Information supplied →
------------------------------

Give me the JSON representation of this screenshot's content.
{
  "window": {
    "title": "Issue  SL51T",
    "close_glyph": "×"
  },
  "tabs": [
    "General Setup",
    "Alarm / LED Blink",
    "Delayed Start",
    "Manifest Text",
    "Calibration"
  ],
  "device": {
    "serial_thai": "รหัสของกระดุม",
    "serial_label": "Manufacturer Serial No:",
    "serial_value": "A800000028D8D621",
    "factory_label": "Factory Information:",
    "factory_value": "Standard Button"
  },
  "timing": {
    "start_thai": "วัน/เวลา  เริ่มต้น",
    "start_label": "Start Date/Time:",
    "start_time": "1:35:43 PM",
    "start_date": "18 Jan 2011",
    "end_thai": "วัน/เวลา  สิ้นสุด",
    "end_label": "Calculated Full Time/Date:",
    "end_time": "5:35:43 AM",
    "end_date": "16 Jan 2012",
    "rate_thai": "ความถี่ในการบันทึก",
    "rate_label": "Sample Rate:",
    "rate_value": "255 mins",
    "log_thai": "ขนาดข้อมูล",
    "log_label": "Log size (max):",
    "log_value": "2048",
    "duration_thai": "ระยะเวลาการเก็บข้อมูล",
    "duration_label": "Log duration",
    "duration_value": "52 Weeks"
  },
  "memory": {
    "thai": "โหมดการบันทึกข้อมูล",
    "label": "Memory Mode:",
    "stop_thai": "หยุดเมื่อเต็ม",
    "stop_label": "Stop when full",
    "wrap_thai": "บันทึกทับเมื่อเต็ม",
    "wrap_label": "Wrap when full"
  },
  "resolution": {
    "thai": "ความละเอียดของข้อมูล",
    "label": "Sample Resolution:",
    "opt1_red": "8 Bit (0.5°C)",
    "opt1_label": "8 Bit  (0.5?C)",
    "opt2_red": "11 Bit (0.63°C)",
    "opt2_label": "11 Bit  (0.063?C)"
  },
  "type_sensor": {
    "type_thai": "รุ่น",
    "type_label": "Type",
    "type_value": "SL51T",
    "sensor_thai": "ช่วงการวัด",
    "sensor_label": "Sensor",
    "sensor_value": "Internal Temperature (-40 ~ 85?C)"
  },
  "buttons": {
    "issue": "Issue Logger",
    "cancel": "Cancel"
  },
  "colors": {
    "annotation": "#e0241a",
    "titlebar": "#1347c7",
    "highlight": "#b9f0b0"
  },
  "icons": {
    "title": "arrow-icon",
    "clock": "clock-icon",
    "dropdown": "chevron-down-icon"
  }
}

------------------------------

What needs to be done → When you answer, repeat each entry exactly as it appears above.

Answer box →
Give me the JSON representation of this screenshot's content.
{
  "window": {
    "title": "Issue  SL51T",
    "close_glyph": "×"
  },
  "tabs": [
    "General Setup",
    "Alarm / LED Blink",
    "Delayed Start",
    "Manifest Text",
    "Calibration"
  ],
  "device": {
    "serial_thai": "รหัสของกระดุม",
    "serial_label": "Manufacturer Serial No:",
    "serial_value": "A800000028D8D621",
    "factory_label": "Factory Information:",
    "factory_value": "Standard Button"
  },
  "timing": {
    "start_thai": "วัน/เวลา  เริ่มต้น",
    "start_label": "Start Date/Time:",
    "start_time": "1:35:43 PM",
    "start_date": "18 Jan 2011",
    "end_thai": "วัน/เวลา  สิ้นสุด",
    "end_label": "Calculated Full Time/Date:",
    "end_time": "5:35:43 AM",
    "end_date": "16 Jan 2012",
    "rate_thai": "ความถี่ในการบันทึก",
    "rate_label": "Sample Rate:",
    "rate_value": "255 mins",
    "log_thai": "ขนาดข้อมูล",
    "log_label": "Log size (max):",
    "log_value": "2048",
    "duration_thai": "ระยะเวลาการเก็บข้อมูล",
    "duration_label": "Log duration",
    "duration_value": "52 Weeks"
  },
  "memory": {
    "thai": "โหมดการบันทึกข้อมูล",
    "label": "Memory Mode:",
    "stop_thai": "หยุดเมื่อเต็ม",
    "stop_label": "Stop when full",
    "wrap_thai": "บันทึกทับเมื่อเต็ม",
    "wrap_label": "Wrap when full"
  },
  "resolution": {
    "thai": "ความละเอียดของข้อมูล",
    "label": "Sample Resolution:",
    "opt1_red": "8 Bit (0.5°C)",
    "opt1_label": "8 Bit  (0.5?C)",
    "opt2_red": "11 Bit (0.63°C)",
    "opt2_label": "11 Bit  (0.063?C)"
  },
  "type_sensor": {
    "type_thai": "รุ่น",
    "type_label": "Type",
    "type_value": "SL51T",
    "sensor_thai": "ช่วงการวัด",
    "sensor_label": "Sensor",
    "sensor_value": "Internal Temperature (-40 ~ 85?C)"
  },
  "buttons": {
    "issue": "Issue Logger",
    "cancel": "Cancel"
  },
  "colors": {
    "annotation": "#e0241a",
    "titlebar": "#1347c7",
    "highlight": "#b9f0b0"
  },
  "icons": {
    "title": "arrow-icon",
    "clock": "clock-icon",
    "dropdown": "chevron-down-icon"
  }
}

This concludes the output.